== PROBLEM REQUIREMENTS ==
Your answer should be every line of the records that contains the word "spdpwr", copied as it stands.

Recorded data:

════════

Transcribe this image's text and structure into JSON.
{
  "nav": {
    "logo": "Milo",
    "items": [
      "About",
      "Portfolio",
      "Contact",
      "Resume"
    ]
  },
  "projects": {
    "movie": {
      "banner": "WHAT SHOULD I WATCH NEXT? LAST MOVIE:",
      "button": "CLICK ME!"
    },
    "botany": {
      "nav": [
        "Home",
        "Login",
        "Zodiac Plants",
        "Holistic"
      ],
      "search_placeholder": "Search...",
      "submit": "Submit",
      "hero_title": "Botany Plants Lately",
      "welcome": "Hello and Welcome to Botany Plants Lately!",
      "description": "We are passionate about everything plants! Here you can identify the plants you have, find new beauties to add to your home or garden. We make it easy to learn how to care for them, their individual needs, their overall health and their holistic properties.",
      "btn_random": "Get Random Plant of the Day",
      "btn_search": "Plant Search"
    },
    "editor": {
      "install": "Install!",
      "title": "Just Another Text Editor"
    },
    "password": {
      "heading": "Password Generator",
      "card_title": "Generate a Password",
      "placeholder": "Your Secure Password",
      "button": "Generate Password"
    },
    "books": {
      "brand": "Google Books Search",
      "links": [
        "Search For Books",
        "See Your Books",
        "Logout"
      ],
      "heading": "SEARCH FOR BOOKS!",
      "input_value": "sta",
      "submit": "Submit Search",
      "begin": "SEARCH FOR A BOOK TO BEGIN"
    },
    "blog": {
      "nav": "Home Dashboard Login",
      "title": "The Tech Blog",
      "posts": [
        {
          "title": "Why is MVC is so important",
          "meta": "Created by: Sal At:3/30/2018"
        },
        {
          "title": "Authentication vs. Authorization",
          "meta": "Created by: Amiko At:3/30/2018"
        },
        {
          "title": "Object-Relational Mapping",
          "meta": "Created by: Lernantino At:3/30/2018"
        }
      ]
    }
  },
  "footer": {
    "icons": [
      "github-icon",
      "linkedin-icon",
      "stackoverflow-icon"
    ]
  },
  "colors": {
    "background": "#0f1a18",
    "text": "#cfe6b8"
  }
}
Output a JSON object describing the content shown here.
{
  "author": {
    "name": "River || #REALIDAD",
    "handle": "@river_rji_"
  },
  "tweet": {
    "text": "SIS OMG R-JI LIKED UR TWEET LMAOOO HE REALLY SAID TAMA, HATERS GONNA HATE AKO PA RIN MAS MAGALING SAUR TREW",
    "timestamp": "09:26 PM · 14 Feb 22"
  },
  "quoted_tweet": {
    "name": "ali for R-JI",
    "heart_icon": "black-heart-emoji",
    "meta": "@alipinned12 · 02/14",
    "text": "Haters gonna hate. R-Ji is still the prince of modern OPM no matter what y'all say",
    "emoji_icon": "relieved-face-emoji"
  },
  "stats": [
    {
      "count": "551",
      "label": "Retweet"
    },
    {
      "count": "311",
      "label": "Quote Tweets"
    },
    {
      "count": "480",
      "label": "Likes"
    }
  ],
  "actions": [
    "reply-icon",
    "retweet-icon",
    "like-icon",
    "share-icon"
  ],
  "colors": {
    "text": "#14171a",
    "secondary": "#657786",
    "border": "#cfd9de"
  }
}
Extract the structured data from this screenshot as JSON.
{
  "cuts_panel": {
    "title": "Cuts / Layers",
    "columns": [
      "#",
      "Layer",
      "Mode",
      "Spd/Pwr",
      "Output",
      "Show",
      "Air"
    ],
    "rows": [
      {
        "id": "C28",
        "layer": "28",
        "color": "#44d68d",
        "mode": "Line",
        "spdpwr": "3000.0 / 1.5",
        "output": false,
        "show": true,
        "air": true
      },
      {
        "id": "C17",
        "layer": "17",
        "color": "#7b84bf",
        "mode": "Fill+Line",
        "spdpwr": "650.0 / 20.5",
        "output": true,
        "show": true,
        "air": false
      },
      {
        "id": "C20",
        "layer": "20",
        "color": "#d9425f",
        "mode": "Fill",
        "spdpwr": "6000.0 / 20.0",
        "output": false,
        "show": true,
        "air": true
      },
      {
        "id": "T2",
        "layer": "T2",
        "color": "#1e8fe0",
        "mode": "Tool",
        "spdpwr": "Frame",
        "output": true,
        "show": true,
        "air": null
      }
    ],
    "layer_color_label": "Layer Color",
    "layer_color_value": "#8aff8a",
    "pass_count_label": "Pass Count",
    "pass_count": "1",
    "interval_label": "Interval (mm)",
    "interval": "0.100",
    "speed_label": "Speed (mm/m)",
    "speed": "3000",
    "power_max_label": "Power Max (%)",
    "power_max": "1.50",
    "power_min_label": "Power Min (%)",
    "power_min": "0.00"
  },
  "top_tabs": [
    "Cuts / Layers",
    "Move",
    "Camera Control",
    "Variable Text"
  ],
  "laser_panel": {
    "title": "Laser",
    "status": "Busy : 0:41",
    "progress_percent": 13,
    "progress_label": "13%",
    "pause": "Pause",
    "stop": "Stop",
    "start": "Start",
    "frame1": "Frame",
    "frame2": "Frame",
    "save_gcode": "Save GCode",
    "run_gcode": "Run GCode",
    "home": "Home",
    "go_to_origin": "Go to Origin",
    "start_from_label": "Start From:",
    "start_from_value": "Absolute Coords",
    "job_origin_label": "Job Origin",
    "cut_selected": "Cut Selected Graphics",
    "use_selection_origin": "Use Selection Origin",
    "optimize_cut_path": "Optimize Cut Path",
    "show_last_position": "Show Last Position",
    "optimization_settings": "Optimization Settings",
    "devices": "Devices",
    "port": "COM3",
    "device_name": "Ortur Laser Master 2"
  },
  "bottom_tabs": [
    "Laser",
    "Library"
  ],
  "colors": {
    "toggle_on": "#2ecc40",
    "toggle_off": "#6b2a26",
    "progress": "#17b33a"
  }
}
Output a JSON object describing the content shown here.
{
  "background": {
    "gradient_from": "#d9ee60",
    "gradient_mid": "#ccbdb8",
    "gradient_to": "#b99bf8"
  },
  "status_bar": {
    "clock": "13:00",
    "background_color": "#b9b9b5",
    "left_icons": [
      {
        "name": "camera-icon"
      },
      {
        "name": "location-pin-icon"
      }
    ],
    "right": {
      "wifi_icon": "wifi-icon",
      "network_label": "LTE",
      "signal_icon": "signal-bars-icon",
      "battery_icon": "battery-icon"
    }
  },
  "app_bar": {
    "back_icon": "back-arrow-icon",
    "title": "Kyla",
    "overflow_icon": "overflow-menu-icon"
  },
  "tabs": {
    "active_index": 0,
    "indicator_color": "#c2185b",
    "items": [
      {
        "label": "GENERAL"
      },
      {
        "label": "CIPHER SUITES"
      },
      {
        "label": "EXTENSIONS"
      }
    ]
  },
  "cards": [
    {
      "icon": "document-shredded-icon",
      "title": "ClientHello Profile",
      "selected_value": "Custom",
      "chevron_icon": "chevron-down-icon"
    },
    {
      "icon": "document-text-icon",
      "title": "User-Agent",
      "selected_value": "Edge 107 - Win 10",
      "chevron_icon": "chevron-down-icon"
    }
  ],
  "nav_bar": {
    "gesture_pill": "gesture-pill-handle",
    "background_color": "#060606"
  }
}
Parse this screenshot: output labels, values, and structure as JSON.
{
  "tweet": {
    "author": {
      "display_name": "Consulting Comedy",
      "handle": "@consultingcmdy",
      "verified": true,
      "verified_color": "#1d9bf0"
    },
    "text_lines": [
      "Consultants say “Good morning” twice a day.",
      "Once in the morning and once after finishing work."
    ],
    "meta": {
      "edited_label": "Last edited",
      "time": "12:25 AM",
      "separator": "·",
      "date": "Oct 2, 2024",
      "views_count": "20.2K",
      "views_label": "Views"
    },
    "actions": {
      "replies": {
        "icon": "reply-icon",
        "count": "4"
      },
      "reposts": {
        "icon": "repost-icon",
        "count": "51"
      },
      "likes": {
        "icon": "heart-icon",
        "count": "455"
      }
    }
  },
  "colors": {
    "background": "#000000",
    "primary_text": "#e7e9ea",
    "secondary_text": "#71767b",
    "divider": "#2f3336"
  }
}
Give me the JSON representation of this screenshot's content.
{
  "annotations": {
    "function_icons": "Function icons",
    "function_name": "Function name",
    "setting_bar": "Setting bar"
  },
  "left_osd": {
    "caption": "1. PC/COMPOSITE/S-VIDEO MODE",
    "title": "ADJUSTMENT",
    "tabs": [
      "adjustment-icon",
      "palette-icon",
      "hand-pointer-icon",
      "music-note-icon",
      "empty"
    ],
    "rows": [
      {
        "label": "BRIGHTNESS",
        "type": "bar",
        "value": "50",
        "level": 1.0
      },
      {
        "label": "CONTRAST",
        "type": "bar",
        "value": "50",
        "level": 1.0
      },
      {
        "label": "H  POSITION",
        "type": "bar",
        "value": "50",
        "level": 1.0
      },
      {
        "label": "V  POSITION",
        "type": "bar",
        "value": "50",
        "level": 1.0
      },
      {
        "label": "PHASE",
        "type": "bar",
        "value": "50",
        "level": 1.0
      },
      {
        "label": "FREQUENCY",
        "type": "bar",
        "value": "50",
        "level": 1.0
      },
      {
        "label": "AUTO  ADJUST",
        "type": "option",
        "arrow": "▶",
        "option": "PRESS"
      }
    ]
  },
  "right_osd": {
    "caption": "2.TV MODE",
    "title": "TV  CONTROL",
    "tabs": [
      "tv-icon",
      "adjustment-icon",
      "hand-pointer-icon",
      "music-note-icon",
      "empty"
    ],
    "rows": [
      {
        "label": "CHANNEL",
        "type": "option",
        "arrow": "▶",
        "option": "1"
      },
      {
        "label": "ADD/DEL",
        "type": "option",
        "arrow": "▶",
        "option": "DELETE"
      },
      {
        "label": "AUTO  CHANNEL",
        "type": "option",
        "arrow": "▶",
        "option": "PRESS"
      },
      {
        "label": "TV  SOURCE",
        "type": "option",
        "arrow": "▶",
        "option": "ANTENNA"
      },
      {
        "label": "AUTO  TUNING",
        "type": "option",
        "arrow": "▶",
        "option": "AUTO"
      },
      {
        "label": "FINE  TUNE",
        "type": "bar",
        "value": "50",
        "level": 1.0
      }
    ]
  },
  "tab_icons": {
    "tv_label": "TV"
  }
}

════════

== ANSWER TO THE PROBLEM ==
        "spdpwr": "3000.0 / 1.5",
        "spdpwr": "650.0 / 20.5",
        "spdpwr": "6000.0 / 20.0",
        "spdpwr": "Frame",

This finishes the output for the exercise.